The need is critical. More and more Americans cannot afford a college education. Those who can are left with more student loan debt than ever before. Osuna, Warner, and Barbour embody the San Diego Promise and how it is impacting the future for many a millennial.
Here are their stories:
A resident of the Skyline neighborhood in southeastern San Diego, Makiely Barbour was attending the San Diego Metropolitan Regional, Career, and Technical High School – commonly referred to as The Met – on the Mesa College campus when he heard about the San Diego Promise from a counselor. Good thing. Barbour would like to study computer engineering at a four-year university, but his family can’t afford it.
“My mom doesn’t have that kind of money,” Barbour said, noting he grew up in a single-parent household.
Thanks to the San Diego Promise, Barbour’s first two years of college will be covered.

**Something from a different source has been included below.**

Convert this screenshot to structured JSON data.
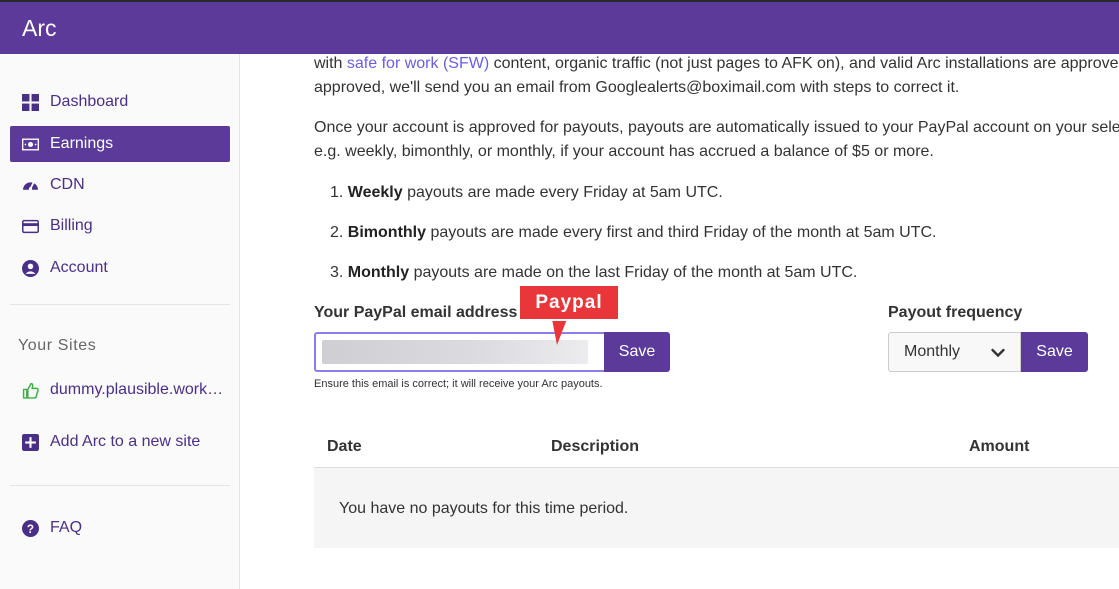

“Even though Mesa isn’t expensive, you still have to pay fees and buy books, and all of that can add up,” he said. “This program gives everyone an equal opportunity to go to college.”
After being accepted into the San Diego Promise program, Barbour didn’t waste any time preparing for the fall semester. He almost immediately began meeting with counselors and developing an education plan that he hopes will lead him to a bachelor’s degree. Meanwhile, he promises to make the most of the opportunity he has been provided.
“Mesa College is a great school,” Barbour said. “It provides a lot of support for students and it has excellent services. I’m happy to be here.”
Until her final semester in high school, Alicia Osuna had never given much thought to going to college. Growing up in a family without a home for most of her childhood meant meeting more immediate goals, such as finding a place to sleep for the night.
As a San Diego Promise student, Osuna is now on her way toward earning an associate degree in biology at City College, with hopes of transferring to San Diego State University and becoming a veterinarian.
“This program is life changing,” said Osuna, whose family a few years ago was able to move into a modest apartment near Naval Base San Diego. “I’m very, very grateful for the people who have given me a chance, and I know that I’m going to make them proud.”
Osuna was planning on enlisting in the Navy but then heard about the San Diego Promise from a counselor at the Monarch School. She jumped right in, taking a full load of courses in the summer.
“Things are going well and I don’t want to interrupt the momentum,” she said. “I know I went through a lot, but that’s all in the past. I’m not going to let homelessness define my future.”
After he dropped out of high school to help care for a younger sister, John Warner wasn’t quite sure what was in his future. “I was nervous, I was anxious, I was worried about what I was going to do,” said Warner, 18.
College was the last thing on his mind. But as a San Diego Promise student, Warner is now at Miramar College to earn an associate degree in fire protection technology and prepare for his EMT certification. His vision is focused firmly on a future as a firefighter.
Warner learned about the San Diego Promise through San Diego Continuing Education, where he enrolled after leaving Kearny High in the spring of 2016.
“You can’t do anything without an education. So I called the North City campus at Continuing Education, and they got me into their high school diploma program within days. Then I heard about the San Diego Promise, and it was something I wanted to be a part of. How can you turn down a free education?”
Warner earned his high school diploma in June. He started classes at Miramar College in August.
“None of this would have been possible without the San Diego Promise,” Warner said. “It’s taken a lot of weight off my shoulders. And it’s reduced a lot of stress from my mom, too.”